** Exercise **
Your answer must be every line below, repeated exactly.
_ _ _
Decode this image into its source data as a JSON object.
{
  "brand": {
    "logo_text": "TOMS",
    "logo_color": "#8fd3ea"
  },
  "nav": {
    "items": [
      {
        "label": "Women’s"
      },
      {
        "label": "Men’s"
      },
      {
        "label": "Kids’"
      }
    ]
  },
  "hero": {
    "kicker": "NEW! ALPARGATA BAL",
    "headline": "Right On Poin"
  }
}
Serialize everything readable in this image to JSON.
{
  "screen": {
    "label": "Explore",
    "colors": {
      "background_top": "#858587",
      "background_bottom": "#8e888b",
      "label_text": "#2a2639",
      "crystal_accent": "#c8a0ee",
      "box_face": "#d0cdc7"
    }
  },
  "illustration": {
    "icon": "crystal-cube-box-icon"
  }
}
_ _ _
** Solution **
Decode this image into its source data as a JSON object.
{
  "brand": {
    "logo_text": "TOMS",
    "logo_color": "#8fd3ea"
  },
  "nav": {
    "items": [
      {
        "label": "Women’s"
      },
      {
        "label": "Men’s"
      },
      {
        "label": "Kids’"
      }
    ]
  },
  "hero": {
    "kicker": "NEW! ALPARGATA BAL",
    "headline": "Right On Poin"
  }
}
Serialize everything readable in this image to JSON.
{
  "screen": {
    "label": "Explore",
    "colors": {
      "background_top": "#858587",
      "background_bottom": "#8e888b",
      "label_text": "#2a2639",
      "crystal_accent": "#c8a0ee",
      "box_face": "#d0cdc7"
    }
  },
  "illustration": {
    "icon": "crystal-cube-box-icon"
  }
}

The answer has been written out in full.